One of the main issues identified is the impact of sand mining on the road infrastructure, particularly the Kampala-Masaka highway. Sand miners use powerful dredgers to extract sand from the wetland, compromising the road’s foundation and creating hazardous conditions for travelers. The investigation suggests that high-ranking government officials may be involved in a network of fraud, corruption, and impunity related to these activities.
While the National Environment Management Authority (Nema) officially recognizes only three sanctioned operators, the investigation uncovered the presence of several more companies and individuals engaged in activities within the wetland. Environmentalists have raised concerns about the ecological consequences of sand mining and rice cultivation in Lwera wetland.
Furthermore, the encroachment into the wetland not only weakens its resilience but also contributes to climate change-related issues such as flooding. The destruction of wetland cover and natural habitats also negatively impacts tourism in the area.
Experts have emphasized the importance of responsible wetland farming practices and sustainable approaches such as fish farming within wetlands to preserve the ecosystem. However, the situation is complicated by allegations of corruption and influence-peddling involving state officials.

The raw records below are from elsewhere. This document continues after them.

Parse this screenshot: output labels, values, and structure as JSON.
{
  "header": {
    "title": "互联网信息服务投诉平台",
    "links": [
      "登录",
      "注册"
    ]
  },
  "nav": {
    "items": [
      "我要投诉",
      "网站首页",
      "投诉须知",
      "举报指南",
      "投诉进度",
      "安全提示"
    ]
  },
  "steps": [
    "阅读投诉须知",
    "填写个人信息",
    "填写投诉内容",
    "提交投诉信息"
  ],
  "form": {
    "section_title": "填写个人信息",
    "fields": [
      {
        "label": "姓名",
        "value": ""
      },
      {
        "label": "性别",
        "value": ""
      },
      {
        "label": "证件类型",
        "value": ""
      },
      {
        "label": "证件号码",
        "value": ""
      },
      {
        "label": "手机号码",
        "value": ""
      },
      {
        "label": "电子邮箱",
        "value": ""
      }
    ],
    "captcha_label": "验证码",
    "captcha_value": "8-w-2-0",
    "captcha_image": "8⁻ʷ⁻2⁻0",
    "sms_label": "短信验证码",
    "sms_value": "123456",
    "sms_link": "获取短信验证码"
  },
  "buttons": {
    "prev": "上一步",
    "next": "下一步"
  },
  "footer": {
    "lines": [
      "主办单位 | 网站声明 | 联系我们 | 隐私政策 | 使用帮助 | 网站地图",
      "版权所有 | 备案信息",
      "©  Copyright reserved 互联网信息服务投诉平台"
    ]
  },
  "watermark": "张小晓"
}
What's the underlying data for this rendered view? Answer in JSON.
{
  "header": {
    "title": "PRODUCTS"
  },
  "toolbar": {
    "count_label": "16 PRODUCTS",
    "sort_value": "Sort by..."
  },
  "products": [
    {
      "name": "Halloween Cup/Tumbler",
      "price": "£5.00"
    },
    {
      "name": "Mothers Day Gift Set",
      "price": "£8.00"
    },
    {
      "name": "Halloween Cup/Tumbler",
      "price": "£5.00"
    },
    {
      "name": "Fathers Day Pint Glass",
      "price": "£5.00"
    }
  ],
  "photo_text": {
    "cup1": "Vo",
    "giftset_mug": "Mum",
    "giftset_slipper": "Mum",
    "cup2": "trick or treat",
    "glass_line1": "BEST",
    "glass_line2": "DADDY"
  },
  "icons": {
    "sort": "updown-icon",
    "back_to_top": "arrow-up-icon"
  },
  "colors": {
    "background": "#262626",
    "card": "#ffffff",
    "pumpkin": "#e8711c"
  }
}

In response to the crisis, some local leaders have expressed frustration with the government’s inadequate efforts to protect the wetland. They allege that influential figures, including Chinese sand miners, have been able to gain protection by bribing government officials.
While some government officials claim their hands are tied due to Nema’s issuance of licenses, environmental consultants and experts have raised questions about the thoroughness of the environmental impact assessments conducted before approving such activities in the wetlands.
Nema has recently taken measures to address the issue by stopping the issuance of new licenses for wetland operations. Existing licenses are not expected to be renewed, and the agency is exploring ways to discontinue the operations of rice growers who have obtained land titles in the wetland.